__How to complete this task__
Find the lines of data that contain the string "JSON", then list them.

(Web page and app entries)
*** Block opens ***

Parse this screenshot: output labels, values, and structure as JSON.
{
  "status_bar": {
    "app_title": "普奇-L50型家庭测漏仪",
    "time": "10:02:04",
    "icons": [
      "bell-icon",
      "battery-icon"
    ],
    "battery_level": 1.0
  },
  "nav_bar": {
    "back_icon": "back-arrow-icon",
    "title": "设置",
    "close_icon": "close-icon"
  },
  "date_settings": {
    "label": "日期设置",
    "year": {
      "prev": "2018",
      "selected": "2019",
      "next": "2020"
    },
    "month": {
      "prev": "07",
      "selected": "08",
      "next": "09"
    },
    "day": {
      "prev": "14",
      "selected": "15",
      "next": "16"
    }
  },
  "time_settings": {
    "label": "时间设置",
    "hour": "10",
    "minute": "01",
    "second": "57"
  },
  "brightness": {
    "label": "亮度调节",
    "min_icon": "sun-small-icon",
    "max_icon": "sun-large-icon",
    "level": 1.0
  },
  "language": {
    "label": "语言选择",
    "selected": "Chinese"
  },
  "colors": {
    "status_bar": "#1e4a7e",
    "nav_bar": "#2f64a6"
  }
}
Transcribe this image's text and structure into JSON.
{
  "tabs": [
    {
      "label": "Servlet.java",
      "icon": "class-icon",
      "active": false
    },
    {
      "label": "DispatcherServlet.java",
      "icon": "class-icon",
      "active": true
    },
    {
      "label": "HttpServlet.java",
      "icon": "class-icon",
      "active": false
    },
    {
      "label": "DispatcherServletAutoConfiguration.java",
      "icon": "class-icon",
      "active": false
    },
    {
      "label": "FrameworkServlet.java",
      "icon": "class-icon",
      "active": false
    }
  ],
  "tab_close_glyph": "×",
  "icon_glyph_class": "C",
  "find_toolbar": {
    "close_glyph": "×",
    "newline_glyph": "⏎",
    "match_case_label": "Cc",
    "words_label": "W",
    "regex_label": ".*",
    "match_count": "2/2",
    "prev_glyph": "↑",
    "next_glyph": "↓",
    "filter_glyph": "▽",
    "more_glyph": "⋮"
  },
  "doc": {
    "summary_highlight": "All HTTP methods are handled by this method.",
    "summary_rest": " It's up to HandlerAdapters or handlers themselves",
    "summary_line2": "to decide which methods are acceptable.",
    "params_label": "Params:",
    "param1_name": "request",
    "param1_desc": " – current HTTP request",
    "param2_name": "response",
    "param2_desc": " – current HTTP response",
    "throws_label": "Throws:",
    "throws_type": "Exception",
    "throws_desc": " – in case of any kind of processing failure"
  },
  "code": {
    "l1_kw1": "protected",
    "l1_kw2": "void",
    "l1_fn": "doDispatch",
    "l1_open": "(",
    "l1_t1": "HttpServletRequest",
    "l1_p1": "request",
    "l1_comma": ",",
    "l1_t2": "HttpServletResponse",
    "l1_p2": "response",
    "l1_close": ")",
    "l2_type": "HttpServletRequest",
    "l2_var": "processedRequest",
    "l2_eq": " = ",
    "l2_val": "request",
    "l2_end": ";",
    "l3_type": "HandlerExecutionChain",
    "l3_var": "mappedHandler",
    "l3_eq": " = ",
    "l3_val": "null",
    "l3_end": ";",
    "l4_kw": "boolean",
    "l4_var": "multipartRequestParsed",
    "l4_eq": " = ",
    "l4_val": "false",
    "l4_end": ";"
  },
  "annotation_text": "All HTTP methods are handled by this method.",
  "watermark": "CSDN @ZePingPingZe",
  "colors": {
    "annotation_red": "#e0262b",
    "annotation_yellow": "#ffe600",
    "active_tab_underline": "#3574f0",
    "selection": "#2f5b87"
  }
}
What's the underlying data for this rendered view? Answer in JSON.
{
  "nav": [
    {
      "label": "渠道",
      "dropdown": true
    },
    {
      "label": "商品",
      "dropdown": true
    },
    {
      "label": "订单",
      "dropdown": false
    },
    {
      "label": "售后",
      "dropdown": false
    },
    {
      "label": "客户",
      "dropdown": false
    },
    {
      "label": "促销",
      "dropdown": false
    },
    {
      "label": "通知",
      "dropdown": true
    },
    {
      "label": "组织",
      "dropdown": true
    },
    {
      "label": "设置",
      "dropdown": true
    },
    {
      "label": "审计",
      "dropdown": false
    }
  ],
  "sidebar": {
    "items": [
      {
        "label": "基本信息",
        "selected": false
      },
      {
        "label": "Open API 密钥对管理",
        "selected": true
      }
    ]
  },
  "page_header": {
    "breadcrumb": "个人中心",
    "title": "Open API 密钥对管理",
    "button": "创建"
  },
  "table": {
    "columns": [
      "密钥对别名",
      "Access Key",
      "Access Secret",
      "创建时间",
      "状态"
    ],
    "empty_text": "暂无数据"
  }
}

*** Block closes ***

__Result__
Parse this screenshot: output labels, values, and structure as JSON.
Transcribe this image's text and structure into JSON.
What's the underlying data for this rendered view? Answer in JSON.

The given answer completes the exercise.